Warm temps can trick trees, plants

This article was submitted by the Wauseon Tree Commission.

An individual day of warm weather or a streak of days above freezing in the middle of winter probably won’t make much difference to a tree.

Trees are slightly different from small flowers in that the plant itself probably won’t be affected too badly by a mid-winter thaw – with the exception of fruit trees, whose fruit can be affected quite drastically by this type of thaw, and not in a good way.

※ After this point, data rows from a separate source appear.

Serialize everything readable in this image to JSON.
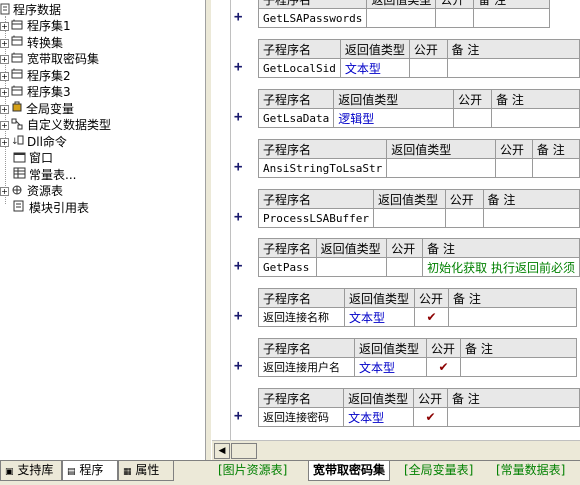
{
  "tree": {
    "root": "程序数据",
    "items": [
      {
        "label": "程序集1",
        "icon": "module-icon",
        "expander": "+"
      },
      {
        "label": "转换集",
        "icon": "module-icon",
        "expander": "+"
      },
      {
        "label": "宽带取密码集",
        "icon": "module-icon",
        "expander": "+"
      },
      {
        "label": "程序集2",
        "icon": "module-icon",
        "expander": "+"
      },
      {
        "label": "程序集3",
        "icon": "module-icon",
        "expander": "+"
      },
      {
        "label": "全局变量",
        "icon": "global-variable-icon",
        "expander": "+"
      },
      {
        "label": "自定义数据类型",
        "icon": "data-type-icon",
        "expander": "+"
      },
      {
        "label": "Dll命令",
        "icon": "dll-command-icon",
        "expander": "+"
      },
      {
        "label": "窗口",
        "icon": "window-icon",
        "expander": ""
      },
      {
        "label": "常量表...",
        "icon": "constant-table-icon",
        "expander": ""
      },
      {
        "label": "资源表",
        "icon": "resource-table-icon",
        "expander": "+"
      },
      {
        "label": "模块引用表",
        "icon": "module-reference-icon",
        "expander": ""
      }
    ]
  },
  "left_tabs": {
    "support_library": "支持库",
    "program": "程序",
    "properties": "属性"
  },
  "headers": {
    "name": "子程序名",
    "return_type": "返回值类型",
    "public": "公开",
    "remark": "备 注"
  },
  "plus_symbol": "+",
  "public_check": "✔",
  "subroutines": [
    {
      "name": "GetLSAPasswords",
      "return_type": "",
      "public": false,
      "remark": "",
      "header_partial": true
    },
    {
      "name": "GetLocalSid",
      "return_type": "文本型",
      "public": false,
      "remark": ""
    },
    {
      "name": "GetLsaData",
      "return_type": "逻辑型",
      "public": false,
      "remark": ""
    },
    {
      "name": "AnsiStringToLsaStr",
      "return_type": "",
      "public": false,
      "remark": ""
    },
    {
      "name": "ProcessLSABuffer",
      "return_type": "",
      "public": false,
      "remark": ""
    },
    {
      "name": "GetPass",
      "return_type": "",
      "public": false,
      "remark": "初始化获取 执行返回前必须"
    },
    {
      "name": "返回连接名称",
      "return_type": "文本型",
      "public": true,
      "remark": ""
    },
    {
      "name": "返回连接用户名",
      "return_type": "文本型",
      "public": true,
      "remark": ""
    },
    {
      "name": "返回连接密码",
      "return_type": "文本型",
      "public": true,
      "remark": ""
    }
  ],
  "sheet_tabs": [
    {
      "label": "[图片资源表]",
      "active": false
    },
    {
      "label": "宽带取密码集",
      "active": true
    },
    {
      "label": "[全局变量表]",
      "active": false
    },
    {
      "label": "[常量数据表]",
      "active": false
    }
  ],
  "colors": {
    "type_text": "#0000c8",
    "remark_text": "#008000",
    "check": "#8b0000",
    "header_bg": "#e8e8e8"
  }
}
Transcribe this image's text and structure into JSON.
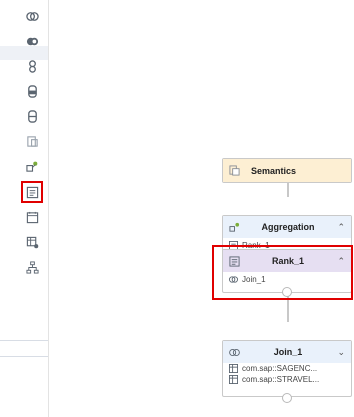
{
  "palette": {
    "tools": [
      {
        "icon": "union-icon"
      },
      {
        "icon": "intersect-icon"
      },
      {
        "icon": "join-stack-icon"
      },
      {
        "icon": "database-icon"
      },
      {
        "icon": "minus-icon"
      },
      {
        "icon": "view-icon"
      },
      {
        "icon": "aggregation-icon"
      },
      {
        "icon": "rank-icon"
      },
      {
        "icon": "calendar-icon"
      },
      {
        "icon": "table-function-icon"
      },
      {
        "icon": "hierarchy-icon"
      }
    ],
    "selected_tool": "rank-icon",
    "highlight_color": "#e00000"
  },
  "canvas": {
    "nodes": {
      "semantics": {
        "title": "Semantics",
        "color": "#fdefd3"
      },
      "aggregation": {
        "title": "Aggregation",
        "color": "#e9f1fb",
        "input": "Rank_1"
      },
      "rank": {
        "title": "Rank_1",
        "color": "#e6dff2",
        "input": "Join_1"
      },
      "join": {
        "title": "Join_1",
        "color": "#e9f1fb",
        "inputs": [
          "com.sap::SAGENC...",
          "com.sap::STRAVEL..."
        ]
      }
    }
  }
}
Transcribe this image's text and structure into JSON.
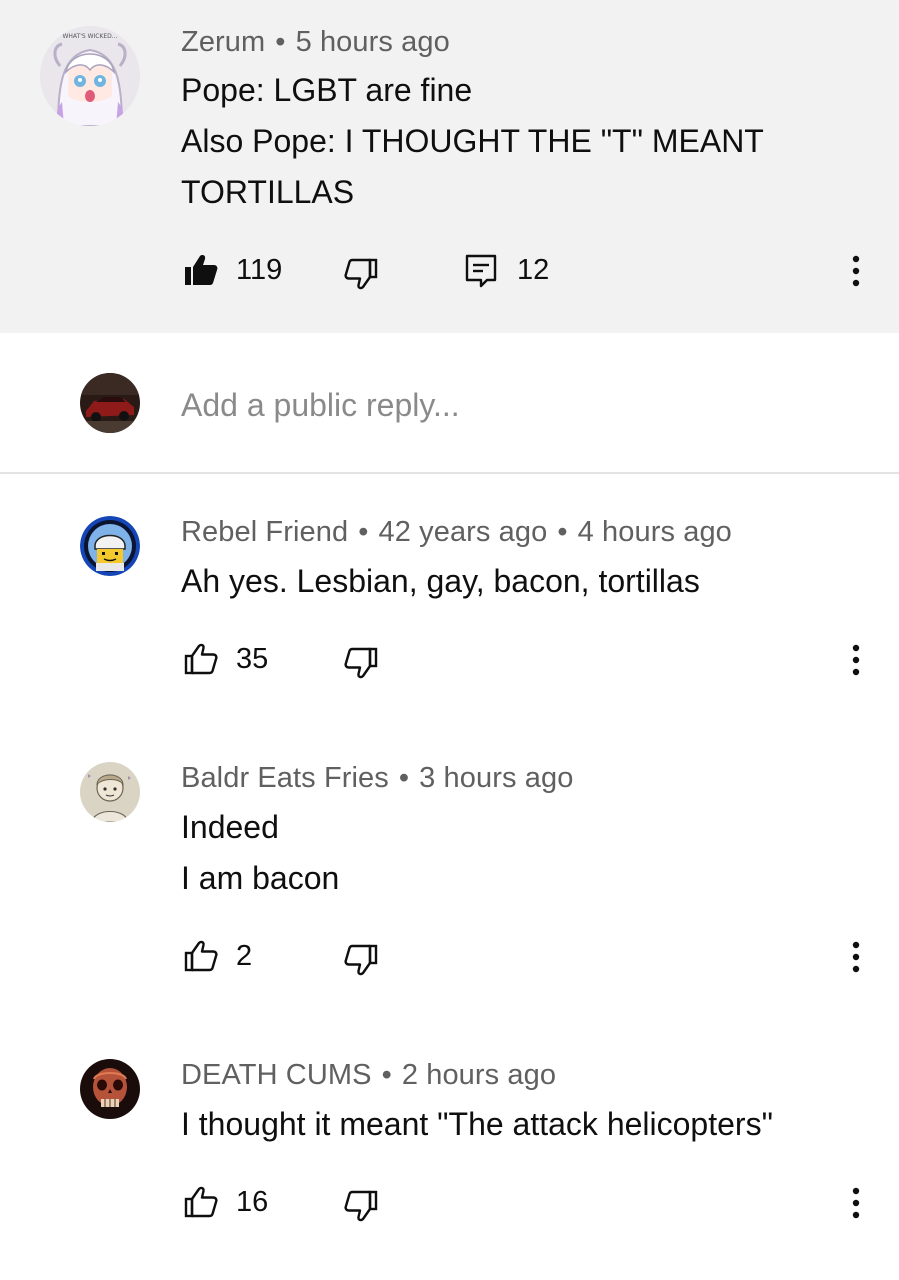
{
  "top_comment": {
    "author": "Zerum",
    "time": "5 hours ago",
    "avatar_caption": "WHAT'S WICKED...",
    "lines": [
      "Pope: LGBT are fine",
      "Also Pope: I THOUGHT THE \"T\" MEANT",
      "TORTILLAS"
    ],
    "likes": "119",
    "replies": "12",
    "liked": true
  },
  "reply_box": {
    "placeholder": "Add a public reply..."
  },
  "replies": [
    {
      "author": "Rebel Friend",
      "handle": "42 years ago",
      "time": "4 hours ago",
      "lines": [
        "Ah yes. Lesbian, gay, bacon, tortillas"
      ],
      "likes": "35"
    },
    {
      "author": "Baldr Eats Fries",
      "time": "3 hours ago",
      "lines": [
        "Indeed",
        "I am bacon"
      ],
      "likes": "2"
    },
    {
      "author": "DEATH CUMS",
      "time": "2 hours ago",
      "lines": [
        "I thought it meant \"The attack helicopters\""
      ],
      "likes": "16"
    }
  ],
  "separator": "•",
  "icons": {
    "like": "thumbs-up-icon",
    "like_filled": "thumbs-up-filled-icon",
    "dislike": "thumbs-down-icon",
    "reply": "comment-icon",
    "more": "more-vert-icon"
  },
  "colors": {
    "header_bg": "#f2f2f2",
    "meta_text": "#606060",
    "body_text": "#0f0f0f",
    "placeholder_text": "#8a8a8a"
  }
}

All trees go into a dormant state as a normal part of their life cycle every year. In fact, they all need a certain period of cold in the dormant season to break out of dormancy in the spring. A prolonged exposure to temperatures between 20-50 degrees Fahrenheit is what tells a tree to, in essence, reset its clock. Once those numbers of hours are “logged,” the tree is at the threshold of budding and will flower when the first warm temperatures start to hit. This happens in a spectrum, and it varies between species, individual trees, and geographic location.

The problem is when temperatures fluctuate so rapidly – cold, warm, cold. To some extent, trees that are native to the Midwest, for example, will know the pattern and not get tricked. The trees are supposed to have buds. They have buds all winter long. The unusually warm weather is causing some confusion for the trees and other early blooming plants.

Lilacs often get a little green growth early in winter, so they can open early in the spring. Foresters are more concerned about the lack of snow, because that snow insulates the root systems from sub-freezing temperatures. You may notice spring bulbs emerging too early.

To slow emergence, cover with a shade cloth. If you have your bulbs in containers, simply place the containers in a shaded spot or cold shed for the rest of the season. where they are out of the sun and daytime warming temperatures until the warm days pass and winter sets back in. If they are in the ground and have emerged over a few inches, cover them with a generous layer of mulch to protect the new growth the best you can from a deep, long freeze.